(Data records for software interfaces)
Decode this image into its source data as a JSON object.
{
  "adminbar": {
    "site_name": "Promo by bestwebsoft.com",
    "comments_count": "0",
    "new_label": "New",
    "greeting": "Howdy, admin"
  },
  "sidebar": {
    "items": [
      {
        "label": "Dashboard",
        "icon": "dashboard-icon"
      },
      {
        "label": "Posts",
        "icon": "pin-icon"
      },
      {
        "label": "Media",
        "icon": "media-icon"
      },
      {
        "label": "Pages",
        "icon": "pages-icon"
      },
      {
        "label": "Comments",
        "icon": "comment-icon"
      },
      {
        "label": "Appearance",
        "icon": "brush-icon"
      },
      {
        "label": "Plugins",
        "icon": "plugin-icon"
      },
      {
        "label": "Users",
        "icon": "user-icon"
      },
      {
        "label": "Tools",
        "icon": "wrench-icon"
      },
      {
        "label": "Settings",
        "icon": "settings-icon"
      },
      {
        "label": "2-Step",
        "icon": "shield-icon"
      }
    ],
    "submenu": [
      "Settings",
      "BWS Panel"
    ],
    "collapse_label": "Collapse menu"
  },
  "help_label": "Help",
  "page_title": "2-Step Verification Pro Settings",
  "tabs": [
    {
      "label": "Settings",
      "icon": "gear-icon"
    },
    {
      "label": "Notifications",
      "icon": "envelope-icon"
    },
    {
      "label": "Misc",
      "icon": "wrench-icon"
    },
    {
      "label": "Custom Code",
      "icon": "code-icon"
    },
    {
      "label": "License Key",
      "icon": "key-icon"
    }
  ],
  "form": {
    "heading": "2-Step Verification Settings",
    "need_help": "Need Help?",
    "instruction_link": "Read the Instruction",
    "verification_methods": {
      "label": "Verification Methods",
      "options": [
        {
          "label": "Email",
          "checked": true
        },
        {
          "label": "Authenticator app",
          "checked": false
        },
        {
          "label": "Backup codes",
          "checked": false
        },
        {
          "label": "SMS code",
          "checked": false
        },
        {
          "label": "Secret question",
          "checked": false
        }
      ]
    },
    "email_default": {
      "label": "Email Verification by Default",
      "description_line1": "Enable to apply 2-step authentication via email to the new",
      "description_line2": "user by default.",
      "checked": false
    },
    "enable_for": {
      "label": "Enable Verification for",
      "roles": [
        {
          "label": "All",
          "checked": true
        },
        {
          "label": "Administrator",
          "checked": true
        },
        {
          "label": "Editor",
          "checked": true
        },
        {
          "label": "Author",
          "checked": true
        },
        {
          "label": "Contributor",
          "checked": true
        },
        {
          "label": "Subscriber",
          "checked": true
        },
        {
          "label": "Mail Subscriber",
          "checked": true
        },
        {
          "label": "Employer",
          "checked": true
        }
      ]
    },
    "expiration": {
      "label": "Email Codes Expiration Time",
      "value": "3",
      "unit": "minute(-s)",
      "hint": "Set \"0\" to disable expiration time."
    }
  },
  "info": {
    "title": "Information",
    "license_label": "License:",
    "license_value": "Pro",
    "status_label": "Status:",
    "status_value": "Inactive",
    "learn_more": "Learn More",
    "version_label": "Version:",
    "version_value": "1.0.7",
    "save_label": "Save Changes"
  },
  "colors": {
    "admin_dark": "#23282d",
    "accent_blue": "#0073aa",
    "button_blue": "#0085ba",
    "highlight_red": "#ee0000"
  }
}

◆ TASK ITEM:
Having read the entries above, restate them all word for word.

◆ RESULT FOR THIS EXERCISE:
Decode this image into its source data as a JSON object.
{
  "adminbar": {
    "site_name": "Promo by bestwebsoft.com",
    "comments_count": "0",
    "new_label": "New",
    "greeting": "Howdy, admin"
  },
  "sidebar": {
    "items": [
      {
        "label": "Dashboard",
        "icon": "dashboard-icon"
      },
      {
        "label": "Posts",
        "icon": "pin-icon"
      },
      {
        "label": "Media",
        "icon": "media-icon"
      },
      {
        "label": "Pages",
        "icon": "pages-icon"
      },
      {
        "label": "Comments",
        "icon": "comment-icon"
      },
      {
        "label": "Appearance",
        "icon": "brush-icon"
      },
      {
        "label": "Plugins",
        "icon": "plugin-icon"
      },
      {
        "label": "Users",
        "icon": "user-icon"
      },
      {
        "label": "Tools",
        "icon": "wrench-icon"
      },
      {
        "label": "Settings",
        "icon": "settings-icon"
      },
      {
        "label": "2-Step",
        "icon": "shield-icon"
      }
    ],
    "submenu": [
      "Settings",
      "BWS Panel"
    ],
    "collapse_label": "Collapse menu"
  },
  "help_label": "Help",
  "page_title": "2-Step Verification Pro Settings",
  "tabs": [
    {
      "label": "Settings",
      "icon": "gear-icon"
    },
    {
      "label": "Notifications",
      "icon": "envelope-icon"
    },
    {
      "label": "Misc",
      "icon": "wrench-icon"
    },
    {
      "label": "Custom Code",
      "icon": "code-icon"
    },
    {
      "label": "License Key",
      "icon": "key-icon"
    }
  ],
  "form": {
    "heading": "2-Step Verification Settings",
    "need_help": "Need Help?",
    "instruction_link": "Read the Instruction",
    "verification_methods": {
      "label": "Verification Methods",
      "options": [
        {
          "label": "Email",
          "checked": true
        },
        {
          "label": "Authenticator app",
          "checked": false
        },
        {
          "label": "Backup codes",
          "checked": false
        },
        {
          "label": "SMS code",
          "checked": false
        },
        {
          "label": "Secret question",
          "checked": false
        }
      ]
    },
    "email_default": {
      "label": "Email Verification by Default",
      "description_line1": "Enable to apply 2-step authentication via email to the new",
      "description_line2": "user by default.",
      "checked": false
    },
    "enable_for": {
      "label": "Enable Verification for",
      "roles": [
        {
          "label": "All",
          "checked": true
        },
        {
          "label": "Administrator",
          "checked": true
        },
        {
          "label": "Editor",
          "checked": true
        },
        {
          "label": "Author",
          "checked": true
        },
        {
          "label": "Contributor",
          "checked": true
        },
        {
          "label": "Subscriber",
          "checked": true
        },
        {
          "label": "Mail Subscriber",
          "checked": true
        },
        {
          "label": "Employer",
          "checked": true
        }
      ]
    },
    "expiration": {
      "label": "Email Codes Expiration Time",
      "value": "3",
      "unit": "minute(-s)",
      "hint": "Set \"0\" to disable expiration time."
    }
  },
  "info": {
    "title": "Information",
    "license_label": "License:",
    "license_value": "Pro",
    "status_label": "Status:",
    "status_value": "Inactive",
    "learn_more": "Learn More",
    "version_label": "Version:",
    "version_value": "1.0.7",
    "save_label": "Save Changes"
  },
  "colors": {
    "admin_dark": "#23282d",
    "accent_blue": "#0073aa",
    "button_blue": "#0085ba",
    "highlight_red": "#ee0000"
  }
}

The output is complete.